New insights into nanomaterials with applications from high temperature superconductivity to insulators
Since the discovery of high temperature superconductivity in perovskite oxides in 1986, the unearthing of a huge range of physical phenomena in transition metal oxides (TMOs) has been nothing short of remarkable, e.g. new magnetics, ferroelectrics, multiferroics, semiconductors, transparent conductors, calorics, plasmonics, catalysts, ionic conductors. Nearly 150,000 papers were published on the topic ‘oxide+thin film’ in the last 10 years, not far from the number published on graphene in this same period. However, there are few applications of complex oxide thin films today. The underlying reason is the lack of understanding of the materials, in terms of their defective nature and in terms of how to engineer them to be perfect and strained optimally. Addressing the oxide electronics bottleneck is long overdue and requires nanoscale engineering, an area which has hardly been touched upon. This talk will discuss new insights into the materials nanoengineering from the author’s group, with examples given of unprecedented functional property enhancements in systems such as ferroelectrics, ferromagnetics and ionics.
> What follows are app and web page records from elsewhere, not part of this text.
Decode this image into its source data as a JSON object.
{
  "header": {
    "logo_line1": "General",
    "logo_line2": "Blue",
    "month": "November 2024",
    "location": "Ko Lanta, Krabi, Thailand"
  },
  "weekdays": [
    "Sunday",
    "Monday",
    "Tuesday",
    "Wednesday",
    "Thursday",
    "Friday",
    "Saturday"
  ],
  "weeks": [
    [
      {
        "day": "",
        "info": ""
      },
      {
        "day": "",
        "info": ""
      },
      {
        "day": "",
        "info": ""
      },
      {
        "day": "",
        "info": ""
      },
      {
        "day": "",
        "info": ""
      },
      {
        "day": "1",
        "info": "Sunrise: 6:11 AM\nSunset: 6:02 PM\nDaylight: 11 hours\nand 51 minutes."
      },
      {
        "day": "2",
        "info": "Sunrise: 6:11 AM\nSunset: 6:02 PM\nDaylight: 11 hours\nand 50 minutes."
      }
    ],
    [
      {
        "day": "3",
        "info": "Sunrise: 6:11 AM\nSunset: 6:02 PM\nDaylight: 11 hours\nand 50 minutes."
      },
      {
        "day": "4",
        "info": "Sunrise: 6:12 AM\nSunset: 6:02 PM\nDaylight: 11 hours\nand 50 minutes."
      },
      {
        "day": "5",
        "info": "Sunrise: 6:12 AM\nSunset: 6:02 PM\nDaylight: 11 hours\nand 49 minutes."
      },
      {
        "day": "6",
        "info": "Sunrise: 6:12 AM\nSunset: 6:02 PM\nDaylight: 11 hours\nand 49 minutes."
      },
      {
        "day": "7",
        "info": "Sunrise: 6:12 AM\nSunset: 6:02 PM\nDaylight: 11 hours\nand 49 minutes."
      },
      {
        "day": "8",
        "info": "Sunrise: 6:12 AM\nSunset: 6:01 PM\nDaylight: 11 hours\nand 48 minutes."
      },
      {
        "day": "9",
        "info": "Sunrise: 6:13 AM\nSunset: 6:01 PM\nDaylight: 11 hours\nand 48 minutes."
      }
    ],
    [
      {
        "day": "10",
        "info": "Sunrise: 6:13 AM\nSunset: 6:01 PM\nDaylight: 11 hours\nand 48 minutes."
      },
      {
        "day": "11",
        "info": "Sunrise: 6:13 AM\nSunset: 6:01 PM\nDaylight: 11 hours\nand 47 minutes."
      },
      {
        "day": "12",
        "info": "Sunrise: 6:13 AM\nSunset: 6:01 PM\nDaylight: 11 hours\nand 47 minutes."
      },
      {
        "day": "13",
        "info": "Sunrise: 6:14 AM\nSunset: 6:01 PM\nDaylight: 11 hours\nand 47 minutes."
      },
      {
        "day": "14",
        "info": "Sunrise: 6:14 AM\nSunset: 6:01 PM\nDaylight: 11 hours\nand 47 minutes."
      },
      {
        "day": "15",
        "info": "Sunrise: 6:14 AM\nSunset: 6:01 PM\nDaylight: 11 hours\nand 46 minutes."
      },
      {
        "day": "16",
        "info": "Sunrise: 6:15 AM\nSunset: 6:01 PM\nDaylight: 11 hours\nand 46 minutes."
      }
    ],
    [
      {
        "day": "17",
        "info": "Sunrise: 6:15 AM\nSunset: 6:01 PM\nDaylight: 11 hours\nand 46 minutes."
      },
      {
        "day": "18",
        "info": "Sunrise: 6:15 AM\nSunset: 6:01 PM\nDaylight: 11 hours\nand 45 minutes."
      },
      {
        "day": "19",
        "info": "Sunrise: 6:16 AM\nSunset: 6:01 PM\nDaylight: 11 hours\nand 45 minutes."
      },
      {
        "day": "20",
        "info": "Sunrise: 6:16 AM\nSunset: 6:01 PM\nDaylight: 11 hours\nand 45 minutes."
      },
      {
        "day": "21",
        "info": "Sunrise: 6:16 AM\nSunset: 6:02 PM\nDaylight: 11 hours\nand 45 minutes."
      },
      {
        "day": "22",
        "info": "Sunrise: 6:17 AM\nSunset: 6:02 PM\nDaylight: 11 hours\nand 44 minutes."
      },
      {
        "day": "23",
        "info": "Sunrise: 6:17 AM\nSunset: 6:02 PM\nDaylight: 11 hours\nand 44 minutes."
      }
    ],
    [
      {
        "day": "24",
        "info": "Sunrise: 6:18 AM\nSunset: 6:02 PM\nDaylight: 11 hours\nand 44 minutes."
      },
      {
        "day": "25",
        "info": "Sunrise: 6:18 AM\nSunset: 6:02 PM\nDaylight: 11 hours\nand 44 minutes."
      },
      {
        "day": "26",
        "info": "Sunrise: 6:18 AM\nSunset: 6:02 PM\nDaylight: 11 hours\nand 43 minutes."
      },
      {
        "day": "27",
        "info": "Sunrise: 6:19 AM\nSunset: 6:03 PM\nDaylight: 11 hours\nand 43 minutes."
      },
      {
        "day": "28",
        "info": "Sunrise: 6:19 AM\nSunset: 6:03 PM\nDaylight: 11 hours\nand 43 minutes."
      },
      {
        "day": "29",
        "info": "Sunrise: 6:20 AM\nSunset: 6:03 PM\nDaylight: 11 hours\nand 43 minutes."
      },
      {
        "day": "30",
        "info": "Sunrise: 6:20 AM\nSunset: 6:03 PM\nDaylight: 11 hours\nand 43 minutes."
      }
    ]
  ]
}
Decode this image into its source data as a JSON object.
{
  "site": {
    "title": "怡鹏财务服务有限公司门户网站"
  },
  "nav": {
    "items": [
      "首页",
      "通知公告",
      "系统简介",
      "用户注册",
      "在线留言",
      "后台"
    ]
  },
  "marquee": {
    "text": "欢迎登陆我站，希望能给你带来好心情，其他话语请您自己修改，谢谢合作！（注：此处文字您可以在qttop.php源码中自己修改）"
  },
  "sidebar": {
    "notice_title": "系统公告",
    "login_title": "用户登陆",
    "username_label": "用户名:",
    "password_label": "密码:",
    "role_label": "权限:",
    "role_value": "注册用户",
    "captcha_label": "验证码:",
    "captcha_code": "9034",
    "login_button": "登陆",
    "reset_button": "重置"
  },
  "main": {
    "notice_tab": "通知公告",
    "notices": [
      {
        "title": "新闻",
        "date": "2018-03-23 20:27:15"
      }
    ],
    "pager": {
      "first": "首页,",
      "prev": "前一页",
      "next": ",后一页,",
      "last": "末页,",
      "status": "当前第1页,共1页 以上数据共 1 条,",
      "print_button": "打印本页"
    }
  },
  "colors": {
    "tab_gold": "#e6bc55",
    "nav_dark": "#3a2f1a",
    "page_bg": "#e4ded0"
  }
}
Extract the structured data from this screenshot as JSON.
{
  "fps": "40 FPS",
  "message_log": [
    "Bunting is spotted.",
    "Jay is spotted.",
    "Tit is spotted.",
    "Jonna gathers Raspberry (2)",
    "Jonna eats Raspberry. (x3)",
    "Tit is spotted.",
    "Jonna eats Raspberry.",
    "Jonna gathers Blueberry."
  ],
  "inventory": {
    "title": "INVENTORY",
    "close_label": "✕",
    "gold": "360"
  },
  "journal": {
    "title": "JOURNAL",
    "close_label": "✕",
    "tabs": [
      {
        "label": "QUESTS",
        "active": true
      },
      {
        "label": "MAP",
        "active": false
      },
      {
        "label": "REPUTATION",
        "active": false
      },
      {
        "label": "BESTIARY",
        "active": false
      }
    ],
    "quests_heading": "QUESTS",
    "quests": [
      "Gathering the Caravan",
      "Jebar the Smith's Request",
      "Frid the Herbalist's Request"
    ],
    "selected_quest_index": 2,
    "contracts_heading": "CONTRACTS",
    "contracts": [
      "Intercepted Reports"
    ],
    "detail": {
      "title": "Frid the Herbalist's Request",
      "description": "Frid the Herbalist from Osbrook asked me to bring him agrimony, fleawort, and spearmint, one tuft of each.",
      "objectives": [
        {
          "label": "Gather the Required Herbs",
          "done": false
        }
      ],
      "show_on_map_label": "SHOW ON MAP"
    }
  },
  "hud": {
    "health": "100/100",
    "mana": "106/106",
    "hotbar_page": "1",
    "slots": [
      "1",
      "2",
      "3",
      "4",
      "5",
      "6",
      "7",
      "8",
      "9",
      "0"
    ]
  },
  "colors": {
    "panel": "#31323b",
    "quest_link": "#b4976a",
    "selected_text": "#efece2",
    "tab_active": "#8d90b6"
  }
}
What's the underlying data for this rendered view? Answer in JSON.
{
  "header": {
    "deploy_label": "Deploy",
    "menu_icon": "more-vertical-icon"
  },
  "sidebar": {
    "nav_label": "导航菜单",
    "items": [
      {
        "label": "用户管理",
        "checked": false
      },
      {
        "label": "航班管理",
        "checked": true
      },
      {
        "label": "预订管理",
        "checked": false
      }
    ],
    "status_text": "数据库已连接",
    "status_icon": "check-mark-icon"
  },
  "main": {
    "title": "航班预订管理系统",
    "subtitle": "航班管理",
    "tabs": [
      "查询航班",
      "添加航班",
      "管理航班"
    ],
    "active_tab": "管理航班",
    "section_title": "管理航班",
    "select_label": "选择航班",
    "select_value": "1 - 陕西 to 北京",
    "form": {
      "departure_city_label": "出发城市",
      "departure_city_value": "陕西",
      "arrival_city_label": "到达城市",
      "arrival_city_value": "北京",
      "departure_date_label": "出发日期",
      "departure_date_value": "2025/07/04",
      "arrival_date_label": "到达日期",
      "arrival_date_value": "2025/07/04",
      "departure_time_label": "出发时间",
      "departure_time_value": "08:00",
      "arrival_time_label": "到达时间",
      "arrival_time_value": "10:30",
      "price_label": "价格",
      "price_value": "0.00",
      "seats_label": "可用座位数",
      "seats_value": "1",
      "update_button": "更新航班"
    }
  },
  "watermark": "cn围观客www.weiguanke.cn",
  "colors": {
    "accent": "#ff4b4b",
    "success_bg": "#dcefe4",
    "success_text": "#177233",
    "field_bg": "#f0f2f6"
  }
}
Examples will also be given of the author’s work in the area of oxide superconductor nanoengineering which has enabled applications to take off.
Professor Judith Driscoll
Judith Driscoll is a Professor in the Materials Science Dept. in Cambridge. Her research is in the area of oxide materials nanoengineering. She is also one of a handful of Long Term visiting staff members at Los Alamos National Lab, a position she has held for 12 years.
She is a Fellow of the Institute of Physics, a Fellow of the American Physical Society and Fellow of the Materials Research Society. She won the 2015 Institute of Physics Joule Medal for applications of physics and the 2015 inaugural Royal Academy of Engineering Armourers and Brasiers Medal for materials engineering leading to industrial applications.
Prof. Driscoll has more than 10 patents, several of which have been taken up by industry worldwide. She consults for companies in the UK, the US, Korea, and Germany. She has over 350 research publications which have been cited nearly 10,000 times.
Prof. Driscoll is founding Editor-in-Chief of a relatively new (started in 2013) journal from the American Institute of Physics, APL Materials.